> **Exercise prompt**: Every line with "value" in it must be copied from the data.

> **Dataset rows describing interfaces**:
Content starts

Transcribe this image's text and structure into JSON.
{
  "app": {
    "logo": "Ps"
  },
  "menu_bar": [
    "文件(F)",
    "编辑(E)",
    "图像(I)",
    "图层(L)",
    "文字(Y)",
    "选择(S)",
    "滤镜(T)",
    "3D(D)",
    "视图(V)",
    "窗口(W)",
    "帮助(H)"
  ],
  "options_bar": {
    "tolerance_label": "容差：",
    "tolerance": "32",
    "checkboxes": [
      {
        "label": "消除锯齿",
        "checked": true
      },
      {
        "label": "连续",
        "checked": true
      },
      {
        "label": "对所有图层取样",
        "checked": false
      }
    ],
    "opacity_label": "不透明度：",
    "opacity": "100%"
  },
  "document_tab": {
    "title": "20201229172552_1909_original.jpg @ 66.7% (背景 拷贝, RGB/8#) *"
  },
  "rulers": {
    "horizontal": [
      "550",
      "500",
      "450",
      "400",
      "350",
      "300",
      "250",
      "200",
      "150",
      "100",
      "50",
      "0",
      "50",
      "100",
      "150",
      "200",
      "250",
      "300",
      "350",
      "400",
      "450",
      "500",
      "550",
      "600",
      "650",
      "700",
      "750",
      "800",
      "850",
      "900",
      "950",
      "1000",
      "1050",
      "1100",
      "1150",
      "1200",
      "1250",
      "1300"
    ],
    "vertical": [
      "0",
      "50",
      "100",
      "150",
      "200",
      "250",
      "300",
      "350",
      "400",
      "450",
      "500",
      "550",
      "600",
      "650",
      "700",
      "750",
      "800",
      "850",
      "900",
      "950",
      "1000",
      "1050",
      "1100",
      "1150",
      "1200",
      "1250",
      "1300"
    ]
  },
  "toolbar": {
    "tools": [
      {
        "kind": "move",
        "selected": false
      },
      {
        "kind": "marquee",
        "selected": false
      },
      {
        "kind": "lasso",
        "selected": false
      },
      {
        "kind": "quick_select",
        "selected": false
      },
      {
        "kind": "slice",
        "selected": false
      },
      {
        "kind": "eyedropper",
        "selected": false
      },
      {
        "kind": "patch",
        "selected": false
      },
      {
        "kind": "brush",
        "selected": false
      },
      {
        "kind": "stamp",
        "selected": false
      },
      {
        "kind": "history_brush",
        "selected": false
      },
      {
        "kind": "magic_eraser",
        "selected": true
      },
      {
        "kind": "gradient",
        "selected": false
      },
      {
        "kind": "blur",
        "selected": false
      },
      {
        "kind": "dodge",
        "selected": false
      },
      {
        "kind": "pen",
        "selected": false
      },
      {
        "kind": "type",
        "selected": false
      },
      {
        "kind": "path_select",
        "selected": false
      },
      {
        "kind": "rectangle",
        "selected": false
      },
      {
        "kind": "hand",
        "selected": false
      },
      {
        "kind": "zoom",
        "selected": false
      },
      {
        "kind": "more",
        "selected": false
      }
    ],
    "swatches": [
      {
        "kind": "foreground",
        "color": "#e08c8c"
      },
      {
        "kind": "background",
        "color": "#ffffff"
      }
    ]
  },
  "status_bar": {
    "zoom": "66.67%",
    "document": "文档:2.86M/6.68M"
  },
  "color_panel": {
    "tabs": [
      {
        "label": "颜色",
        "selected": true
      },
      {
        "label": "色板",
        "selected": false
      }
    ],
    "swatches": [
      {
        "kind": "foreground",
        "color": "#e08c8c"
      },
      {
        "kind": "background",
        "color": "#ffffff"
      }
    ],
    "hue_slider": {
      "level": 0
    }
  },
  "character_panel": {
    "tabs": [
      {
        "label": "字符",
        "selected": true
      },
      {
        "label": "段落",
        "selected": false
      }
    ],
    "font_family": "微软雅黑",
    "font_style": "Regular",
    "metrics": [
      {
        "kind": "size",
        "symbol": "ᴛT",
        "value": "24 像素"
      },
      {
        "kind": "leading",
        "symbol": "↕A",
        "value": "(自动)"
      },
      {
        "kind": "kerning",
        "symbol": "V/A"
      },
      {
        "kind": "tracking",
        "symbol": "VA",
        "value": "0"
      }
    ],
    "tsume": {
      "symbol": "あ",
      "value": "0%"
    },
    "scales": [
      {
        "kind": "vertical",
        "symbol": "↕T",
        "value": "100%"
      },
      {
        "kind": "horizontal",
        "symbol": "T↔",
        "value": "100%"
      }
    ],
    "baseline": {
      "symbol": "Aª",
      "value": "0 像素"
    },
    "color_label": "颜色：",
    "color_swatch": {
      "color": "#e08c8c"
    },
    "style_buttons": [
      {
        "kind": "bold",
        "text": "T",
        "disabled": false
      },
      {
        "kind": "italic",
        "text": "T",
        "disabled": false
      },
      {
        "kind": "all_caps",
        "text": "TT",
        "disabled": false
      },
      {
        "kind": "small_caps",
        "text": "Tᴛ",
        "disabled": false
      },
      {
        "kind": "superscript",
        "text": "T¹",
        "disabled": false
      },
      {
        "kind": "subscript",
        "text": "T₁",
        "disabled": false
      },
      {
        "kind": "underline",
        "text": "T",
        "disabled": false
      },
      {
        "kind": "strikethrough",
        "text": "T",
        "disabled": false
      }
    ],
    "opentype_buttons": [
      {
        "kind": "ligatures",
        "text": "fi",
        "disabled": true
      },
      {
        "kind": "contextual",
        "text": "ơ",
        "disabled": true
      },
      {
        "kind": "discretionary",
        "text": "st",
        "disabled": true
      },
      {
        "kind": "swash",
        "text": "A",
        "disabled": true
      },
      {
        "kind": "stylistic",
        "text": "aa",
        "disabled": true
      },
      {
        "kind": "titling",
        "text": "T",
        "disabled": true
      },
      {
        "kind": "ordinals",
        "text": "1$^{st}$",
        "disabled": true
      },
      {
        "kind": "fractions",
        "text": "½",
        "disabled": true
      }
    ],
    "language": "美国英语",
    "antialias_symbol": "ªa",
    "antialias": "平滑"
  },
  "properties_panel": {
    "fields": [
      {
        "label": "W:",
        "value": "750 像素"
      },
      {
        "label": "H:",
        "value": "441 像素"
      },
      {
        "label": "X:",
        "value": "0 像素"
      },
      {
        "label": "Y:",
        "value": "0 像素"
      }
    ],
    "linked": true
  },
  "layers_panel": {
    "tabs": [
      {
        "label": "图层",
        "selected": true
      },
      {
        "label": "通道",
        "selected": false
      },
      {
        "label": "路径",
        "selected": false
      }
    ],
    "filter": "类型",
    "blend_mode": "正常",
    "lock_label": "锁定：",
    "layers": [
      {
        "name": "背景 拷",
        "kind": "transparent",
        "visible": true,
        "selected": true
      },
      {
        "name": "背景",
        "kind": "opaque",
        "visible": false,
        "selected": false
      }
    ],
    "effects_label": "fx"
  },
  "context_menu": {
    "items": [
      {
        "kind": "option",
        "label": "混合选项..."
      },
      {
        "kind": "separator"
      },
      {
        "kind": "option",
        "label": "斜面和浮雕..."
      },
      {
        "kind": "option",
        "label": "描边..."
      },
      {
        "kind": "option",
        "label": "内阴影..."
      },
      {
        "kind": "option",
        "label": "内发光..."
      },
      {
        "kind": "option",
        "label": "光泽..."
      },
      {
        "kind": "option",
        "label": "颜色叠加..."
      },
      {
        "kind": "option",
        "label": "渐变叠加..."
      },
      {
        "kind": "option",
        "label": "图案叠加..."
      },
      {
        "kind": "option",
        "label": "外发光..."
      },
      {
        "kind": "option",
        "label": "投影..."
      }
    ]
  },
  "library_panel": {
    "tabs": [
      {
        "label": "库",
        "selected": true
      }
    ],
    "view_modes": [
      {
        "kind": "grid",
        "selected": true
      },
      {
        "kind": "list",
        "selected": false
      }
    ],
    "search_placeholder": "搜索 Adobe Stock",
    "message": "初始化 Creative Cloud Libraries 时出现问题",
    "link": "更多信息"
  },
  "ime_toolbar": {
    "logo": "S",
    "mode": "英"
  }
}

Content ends

> **Response**:
        "value": "24 像素"
        "value": "(自动)"
        "value": "0"
      "value": "0%"
        "value": "100%"
        "value": "100%"
      "value": "0 像素"
        "value": "750 像素"
        "value": "441 像素"
        "value": "0 像素"
        "value": "0 像素"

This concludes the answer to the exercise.